Sunday, 16 March 2014

Take a Walk on the Wild Side!

Following on from my last blog and our wet and windy walk around Tarn Hows, the weather perked up for the rest of our time in Cumbria and we made the most of it, getting out and about in the sunshine. I managed to walk a good few miles each day and just enjoyed savouring all the beautiful scenery, countryside and wildlife. I had set myself a goal of trying a different walk each day for the rest of the holiday, trying to build up my fitness and strength even more. 

First stop was another of my favourite places, Arnside, on the south Cumbrian coast. We took a look all the way down the coast path, something I haven't managed for years. 

A view of the viaduct

Lonesome boat! 

Slippy rocks and mud flats - not an easy walk in your wellies! 

Thanks to my donor I was able to to manage this walk and watch the sun go down while I wandered.

We were rewarded with a most spectacular sunset

Next up, we visited Leighton Moss, RSPB reserve. This was featured in BBC's Autumnwatch last year. I visited here last summer and could barely walk round and could only manage to get to the nearest bird hide. Guess who was marching round this time and doing the whole rounds, visiting all the hides on the site? 

I could never have dreamed to walk all the way down here and back - and that was just the beginning bit! 

A few friends joined me on my travels.
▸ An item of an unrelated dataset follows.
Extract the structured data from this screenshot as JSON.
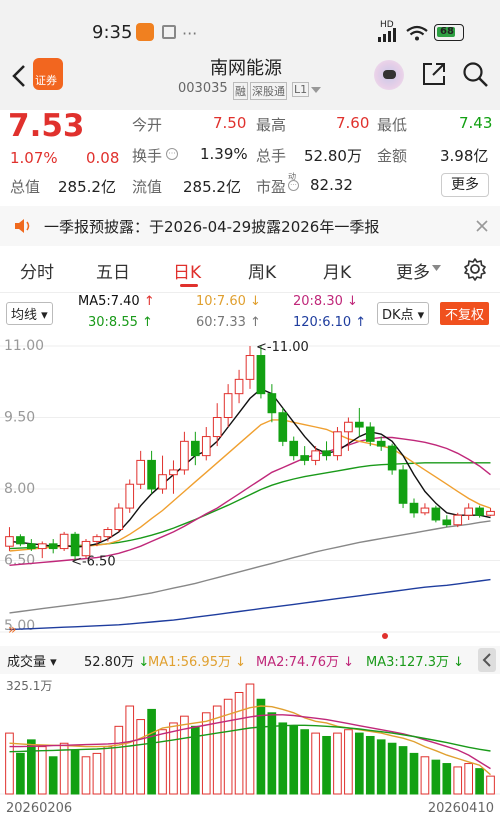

There are supposed to be rare birds here such as bitterns, but they didn't come out for me. Never mind, they missed me too - it was reported in the news this week that just 6 heart and lung transplants were done last year and I was one - I think that makes me a rare species too! 

A cheeky robin! 

This female pheasant decided to climb on a fallen tree and pose perfectly for the camera!

Another poser! 

On our last day we walked around Levens Deer Park. The last time I came here was just before I found out I was ill. I couldn't understand why I was so tired and had to keep stopping. When I finished the walk I almost fell in the car with complete exhaustion and had to go to bed when I got home. I thought I was just unfit! Little did I know what was to come and perhaps it was just as well! 

Here I am though, back again, well I didn't think I'd get all the way up here once more! 

Even the deer were surprised to see me! What's she doing back? 

Beautiful views.

Followed by yet another glorious sunset.

We finished our holiday with a visit to my mum's in Lancashire. We met up with my sister and her family and enjoyed a lovely Sunday afternoon catching up on all our news and being entertained by Ruby and Oliver, my niece and nephew. It's always great to see them all. We took my mum out to Skipton for the day on Monday and had a lovely walk around the town and canal paths. 

Meet Rosie and Jim! 

It was a jam-packed week, where I began to realise I am doing more and more, not only walking a lot further, but achieving a lot more in a day. When I was ill, it was a case of choosing to do one main thing in the day and that would be all I could manage; now I'm managing to be out for hours on end, not needing to rest too much unless there is a cream cake and a cup of tea beckoning! It is all very hard to believe still.